He has told the Liberian people that his government will provide more jobs, food security, decent health care and education. “I have done this as a private citizen and will do even more as your President. Let us get Liberia working and build a better future,” he told partisans and others throughout his campaign across the country.
Alternative National Congress (ANC)
The October 10 presidential and legislative elections are crucial because many think the outcome of the polls for Madam Ellen Johnson Sirleaf’s successor will have a lot to determine whether Liberia moves forward or not. And here comes Alexander Cummings, a former Coca-Cola executive, who has promised the kind of solutions-oriented thinking that he honed in the private sector.

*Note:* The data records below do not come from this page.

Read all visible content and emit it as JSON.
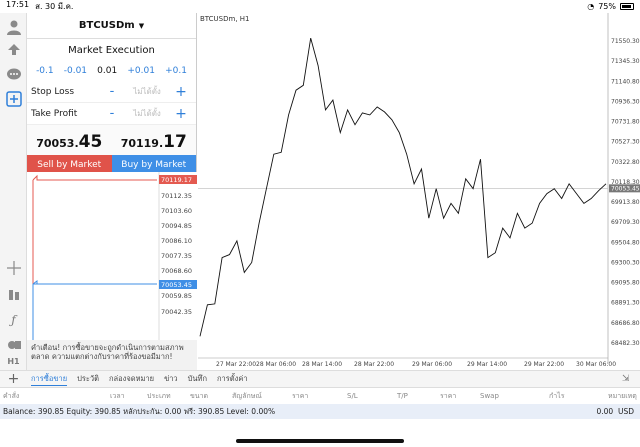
{
  "status": {
    "time": "17:51",
    "date": "ส. 30 มี.ค.",
    "battery": "75%"
  },
  "panel": {
    "symbol": "BTCUSDm",
    "execution": "Market Execution",
    "lots": [
      "-0.1",
      "-0.01",
      "0.01",
      "+0.01",
      "+0.1"
    ],
    "stop_loss": {
      "label": "Stop Loss",
      "value": "ไม่ได้ตั้ง"
    },
    "take_profit": {
      "label": "Take Profit",
      "value": "ไม่ได้ตั้ง"
    },
    "sell_price_main": "70053.",
    "sell_price_big": "45",
    "buy_price_main": "70119.",
    "buy_price_big": "17",
    "sell_label": "Sell by Market",
    "buy_label": "Buy by Market",
    "mini_prices": [
      "70119.17",
      "70112.35",
      "70103.60",
      "70094.85",
      "70086.10",
      "70077.35",
      "70068.60",
      "70059.85",
      "70053.45",
      "70042.35"
    ],
    "warning": "คำเตือน! การซื้อขายจะถูกดำเนินการตามสภาพตลาด ความแตกต่างกับราคาที่ร้องขอมีมาก!"
  },
  "chart": {
    "label": "BTCUSDm, H1",
    "price_labels": [
      "71550.30",
      "71345.30",
      "71140.80",
      "70936.30",
      "70731.80",
      "70527.30",
      "70322.80",
      "70118.30",
      "70053.45",
      "69913.80",
      "69709.30",
      "69504.80",
      "69300.30",
      "69095.80",
      "68891.30",
      "68686.80",
      "68482.30"
    ],
    "time_labels": [
      "27 Mar 22:00",
      "28 Mar 06:00",
      "28 Mar 14:00",
      "28 Mar 22:00",
      "29 Mar 06:00",
      "29 Mar 14:00",
      "29 Mar 22:00",
      "30 Mar 06:00"
    ],
    "current_price": "70053.45"
  },
  "chart_data": {
    "type": "line",
    "title": "BTCUSDm, H1",
    "series": [
      {
        "name": "BTCUSDm",
        "values": [
          68550,
          68870,
          68880,
          69350,
          69380,
          69520,
          69200,
          69300,
          69700,
          70050,
          70400,
          70420,
          70800,
          71050,
          71100,
          71580,
          71300,
          70850,
          70950,
          70620,
          70850,
          70700,
          70820,
          70800,
          70880,
          70830,
          70750,
          70620,
          70400,
          70100,
          70250,
          69750,
          70050,
          69750,
          69900,
          69800,
          70150,
          70050,
          70350,
          69350,
          69400,
          69650,
          69550,
          69800,
          69650,
          69700,
          69900,
          70000,
          70050,
          69950,
          70100,
          70000,
          69900,
          69950,
          70030,
          70100
        ]
      }
    ],
    "ylim": [
      68482.3,
      71550.3
    ]
  },
  "bottom": {
    "tabs": [
      "การซื้อขาย",
      "ประวัติ",
      "กล่องจดหมาย",
      "ข่าว",
      "บันทึก",
      "การตั้งค่า"
    ],
    "active_tab": "การซื้อขาย",
    "columns": [
      "คำสั่ง",
      "เวลา",
      "ประเภท",
      "ขนาด",
      "สัญลักษณ์",
      "ราคา",
      "S/L",
      "T/P",
      "ราคา",
      "Swap",
      "กำไร",
      "หมายเหตุ"
    ],
    "balance_text": "Balance: 390.85 Equity: 390.85 หลักประกัน: 0.00 ฟรี: 390.85 Level: 0.00%",
    "profit_total": "0.00",
    "currency": "USD"
  }
}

Though many electorates believe he came to the scene rather too late, Cummings has made a significant impression throughout the country, visiting some of the most difficult to reach areas in Maryland, Grand Kru, Grand Gedeh and Nimba counties, and winning converts that many believe can give him a chance for what he is striving for.
Movement for Economic Empowerment (MOVEE)
Dr. Joseph Mills Jones, without doubt, was the target of the unsuccessful application of what came to be known as the controversial Code of Conduct. He did not resign his post as the Executive Governor of the Central Bank of Liberia where he initiated the ‘financial inclusion’ policy at the Central Bank and was able to put money in the pockets of those many describe as ‘marginalized’ in the leeward counties.
He was unscathed by the Code of Conduct and got approved to run; and since then, he has pushed the message that poverty is not Liberians’ destiny and therefore since he had done it at the CBL, becoming the President proper would give him the chance to alleviate poverty, and do all that has been wrong with the current administration in the last 12 years.
Dr. Jones’ concern has not been that there has not been a change of leadership in Liberia, but just that Liberia has not had leaders that are prepared to make the ultimate decisions and sacrifices, in the last 170 years. He spoke of a track record as the means of justification by which individuals seeking leadership should be judged. He has also spoken about Liberia being a land of possibilities, and therefore since poverty alleviation and financial inclusion are basic to his desire to become president, the electorates, he believes, will give him a chance.
United People’s Party (UPP)
The history of the UPP is intertwined with Liberians’ search for multiparty democracy, and while the country’s democracy is growing from its bitter past, the stalwarts of the UPP seem to have been relegated to the background.
The United People’s Party (UPP) was formed in the 1980s as a successor to the Progressive Alliance of Liberia (PAL) and the Progressive People’s Party (PPP), but was initially banned under President Samuel Doe because of its “socialist leanings.”
PAL and UPP leader Gabriel Baccus Matthews was the main opposition politician in Liberia under Doe, and after Doe’s death in 1990 he became Foreign Minister until 1993.
In the elections held on July 19, 1997, the UPP presidential candidate Gabriel Baccus Matthews won 2.51 percent of the vote. The party won 2 out of 64 seats in the House of Representatives and none in the Senate. While international observers deemed the polls administratively free and transparent, they noted that it had taken place in an atmosphere of intimidation because most voters believed that former rebel leader and National Patriotic Party (NPP) candidate Charles Taylor would return to war if defeated. Matthews retired as leader of the party in 1999.
UPP’s current standard-bearer, businessman MacDonald A. Wento, is campaigning throughout the country, promising a shared responsibility among all who participate in the economy, for the burden should be shared by the domestic private sector, the academic community, and the government.
The party believes that getting an education is the surest path to creating a stakeholder society for the youth to fulfill their dreams and contribute to economic growth and the growth of the country’s democracy.